• _What is needed_: Omit every picture, then give all the entries again exactly.

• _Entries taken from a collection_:
BEGIN
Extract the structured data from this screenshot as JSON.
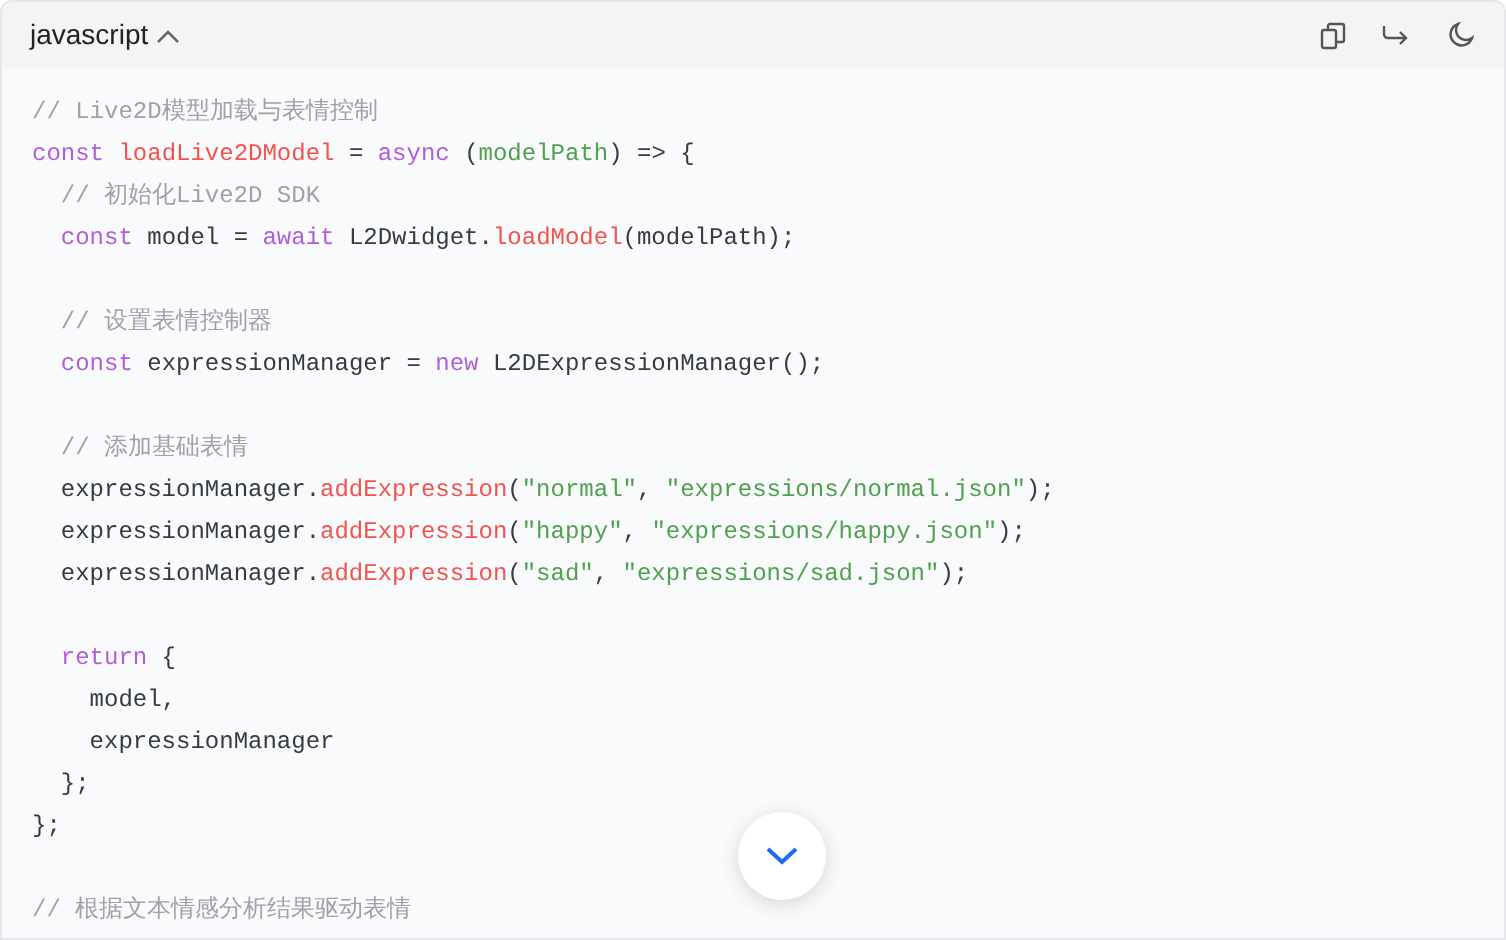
{
  "header": {
    "language": "javascript"
  },
  "lines": [
    {
      "kind": "code",
      "tokens": [
        {
          "kind": "comment",
          "text": "// Live2D模型加载与表情控制"
        }
      ]
    },
    {
      "kind": "code",
      "tokens": [
        {
          "kind": "keyword",
          "text": "const "
        },
        {
          "kind": "function",
          "text": "loadLive2DModel"
        },
        {
          "kind": "plain",
          "text": " = "
        },
        {
          "kind": "keyword",
          "text": "async"
        },
        {
          "kind": "plain",
          "text": " ("
        },
        {
          "kind": "string",
          "text": "modelPath"
        },
        {
          "kind": "plain",
          "text": ") => {"
        }
      ]
    },
    {
      "kind": "code",
      "tokens": [
        {
          "kind": "comment",
          "text": "  // 初始化Live2D SDK"
        }
      ]
    },
    {
      "kind": "code",
      "tokens": [
        {
          "kind": "keyword",
          "text": "  const"
        },
        {
          "kind": "plain",
          "text": " model = "
        },
        {
          "kind": "keyword",
          "text": "await"
        },
        {
          "kind": "plain",
          "text": " L2Dwidget."
        },
        {
          "kind": "function",
          "text": "loadModel"
        },
        {
          "kind": "plain",
          "text": "(modelPath);"
        }
      ]
    },
    {
      "kind": "blank"
    },
    {
      "kind": "code",
      "tokens": [
        {
          "kind": "comment",
          "text": "  // 设置表情控制器"
        }
      ]
    },
    {
      "kind": "code",
      "tokens": [
        {
          "kind": "keyword",
          "text": "  const"
        },
        {
          "kind": "plain",
          "text": " expressionManager = "
        },
        {
          "kind": "keyword",
          "text": "new"
        },
        {
          "kind": "plain",
          "text": " L2DExpressionManager();"
        }
      ]
    },
    {
      "kind": "blank"
    },
    {
      "kind": "code",
      "tokens": [
        {
          "kind": "comment",
          "text": "  // 添加基础表情"
        }
      ]
    },
    {
      "kind": "code",
      "tokens": [
        {
          "kind": "plain",
          "text": "  expressionManager."
        },
        {
          "kind": "function",
          "text": "addExpression"
        },
        {
          "kind": "plain",
          "text": "("
        },
        {
          "kind": "string",
          "text": "\"normal\""
        },
        {
          "kind": "plain",
          "text": ", "
        },
        {
          "kind": "string",
          "text": "\"expressions/normal.json\""
        },
        {
          "kind": "plain",
          "text": ");"
        }
      ]
    },
    {
      "kind": "code",
      "tokens": [
        {
          "kind": "plain",
          "text": "  expressionManager."
        },
        {
          "kind": "function",
          "text": "addExpression"
        },
        {
          "kind": "plain",
          "text": "("
        },
        {
          "kind": "string",
          "text": "\"happy\""
        },
        {
          "kind": "plain",
          "text": ", "
        },
        {
          "kind": "string",
          "text": "\"expressions/happy.json\""
        },
        {
          "kind": "plain",
          "text": ");"
        }
      ]
    },
    {
      "kind": "code",
      "tokens": [
        {
          "kind": "plain",
          "text": "  expressionManager."
        },
        {
          "kind": "function",
          "text": "addExpression"
        },
        {
          "kind": "plain",
          "text": "("
        },
        {
          "kind": "string",
          "text": "\"sad\""
        },
        {
          "kind": "plain",
          "text": ", "
        },
        {
          "kind": "string",
          "text": "\"expressions/sad.json\""
        },
        {
          "kind": "plain",
          "text": ");"
        }
      ]
    },
    {
      "kind": "blank"
    },
    {
      "kind": "code",
      "tokens": [
        {
          "kind": "keyword",
          "text": "  return"
        },
        {
          "kind": "plain",
          "text": " {"
        }
      ]
    },
    {
      "kind": "code",
      "tokens": [
        {
          "kind": "plain",
          "text": "    model,"
        }
      ]
    },
    {
      "kind": "code",
      "tokens": [
        {
          "kind": "plain",
          "text": "    expressionManager"
        }
      ]
    },
    {
      "kind": "code",
      "tokens": [
        {
          "kind": "plain",
          "text": "  };"
        }
      ]
    },
    {
      "kind": "code",
      "tokens": [
        {
          "kind": "plain",
          "text": "};"
        }
      ]
    },
    {
      "kind": "blank"
    },
    {
      "kind": "code",
      "tokens": [
        {
          "kind": "comment",
          "text": "// 根据文本情感分析结果驱动表情"
        }
      ]
    }
  ]
}
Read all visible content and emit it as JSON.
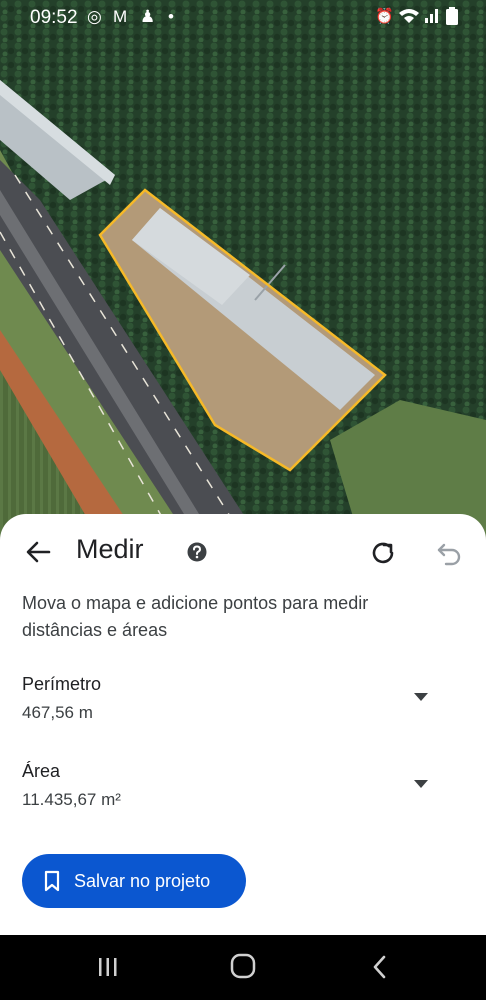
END
• _Task response_:
Extract the structured data from this screenshot as JSON.
{
  "header": {
    "language": "javascript"
  },
  "lines": [
    {
      "kind": "code",
      "tokens": [
        {
          "kind": "comment",
          "text": "// Live2D模型加载与表情控制"
        }
      ]
    },
    {
      "kind": "code",
      "tokens": [
        {
          "kind": "keyword",
          "text": "const "
        },
        {
          "kind": "function",
          "text": "loadLive2DModel"
        },
        {
          "kind": "plain",
          "text": " = "
        },
        {
          "kind": "keyword",
          "text": "async"
        },
        {
          "kind": "plain",
          "text": " ("
        },
        {
          "kind": "string",
          "text": "modelPath"
        },
        {
          "kind": "plain",
          "text": ") => {"
        }
      ]
    },
    {
      "kind": "code",
      "tokens": [
        {
          "kind": "comment",
          "text": "  // 初始化Live2D SDK"
        }
      ]
    },
    {
      "kind": "code",
      "tokens": [
        {
          "kind": "keyword",
          "text": "  const"
        },
        {
          "kind": "plain",
          "text": " model = "
        },
        {
          "kind": "keyword",
          "text": "await"
        },
        {
          "kind": "plain",
          "text": " L2Dwidget."
        },
        {
          "kind": "function",
          "text": "loadModel"
        },
        {
          "kind": "plain",
          "text": "(modelPath);"
        }
      ]
    },
    {
      "kind": "blank"
    },
    {
      "kind": "code",
      "tokens": [
        {
          "kind": "comment",
          "text": "  // 设置表情控制器"
        }
      ]
    },
    {
      "kind": "code",
      "tokens": [
        {
          "kind": "keyword",
          "text": "  const"
        },
        {
          "kind": "plain",
          "text": " expressionManager = "
        },
        {
          "kind": "keyword",
          "text": "new"
        },
        {
          "kind": "plain",
          "text": " L2DExpressionManager();"
        }
      ]
    },
    {
      "kind": "blank"
    },
    {
      "kind": "code",
      "tokens": [
        {
          "kind": "comment",
          "text": "  // 添加基础表情"
        }
      ]
    },
    {
      "kind": "code",
      "tokens": [
        {
          "kind": "plain",
          "text": "  expressionManager."
        },
        {
          "kind": "function",
          "text": "addExpression"
        },
        {
          "kind": "plain",
          "text": "("
        },
        {
          "kind": "string",
          "text": "\"normal\""
        },
        {
          "kind": "plain",
          "text": ", "
        },
        {
          "kind": "string",
          "text": "\"expressions/normal.json\""
        },
        {
          "kind": "plain",
          "text": ");"
        }
      ]
    },
    {
      "kind": "code",
      "tokens": [
        {
          "kind": "plain",
          "text": "  expressionManager."
        },
        {
          "kind": "function",
          "text": "addExpression"
        },
        {
          "kind": "plain",
          "text": "("
        },
        {
          "kind": "string",
          "text": "\"happy\""
        },
        {
          "kind": "plain",
          "text": ", "
        },
        {
          "kind": "string",
          "text": "\"expressions/happy.json\""
        },
        {
          "kind": "plain",
          "text": ");"
        }
      ]
    },
    {
      "kind": "code",
      "tokens": [
        {
          "kind": "plain",
          "text": "  expressionManager."
        },
        {
          "kind": "function",
          "text": "addExpression"
        },
        {
          "kind": "plain",
          "text": "("
        },
        {
          "kind": "string",
          "text": "\"sad\""
        },
        {
          "kind": "plain",
          "text": ", "
        },
        {
          "kind": "string",
          "text": "\"expressions/sad.json\""
        },
        {
          "kind": "plain",
          "text": ");"
        }
      ]
    },
    {
      "kind": "blank"
    },
    {
      "kind": "code",
      "tokens": [
        {
          "kind": "keyword",
          "text": "  return"
        },
        {
          "kind": "plain",
          "text": " {"
        }
      ]
    },
    {
      "kind": "code",
      "tokens": [
        {
          "kind": "plain",
          "text": "    model,"
        }
      ]
    },
    {
      "kind": "code",
      "tokens": [
        {
          "kind": "plain",
          "text": "    expressionManager"
        }
      ]
    },
    {
      "kind": "code",
      "tokens": [
        {
          "kind": "plain",
          "text": "  };"
        }
      ]
    },
    {
      "kind": "code",
      "tokens": [
        {
          "kind": "plain",
          "text": "};"
        }
      ]
    },
    {
      "kind": "blank"
    },
    {
      "kind": "code",
      "tokens": [
        {
          "kind": "comment",
          "text": "// 根据文本情感分析结果驱动表情"
        }
      ]
    }
  ]
}
Read all visible content and emit it as JSON.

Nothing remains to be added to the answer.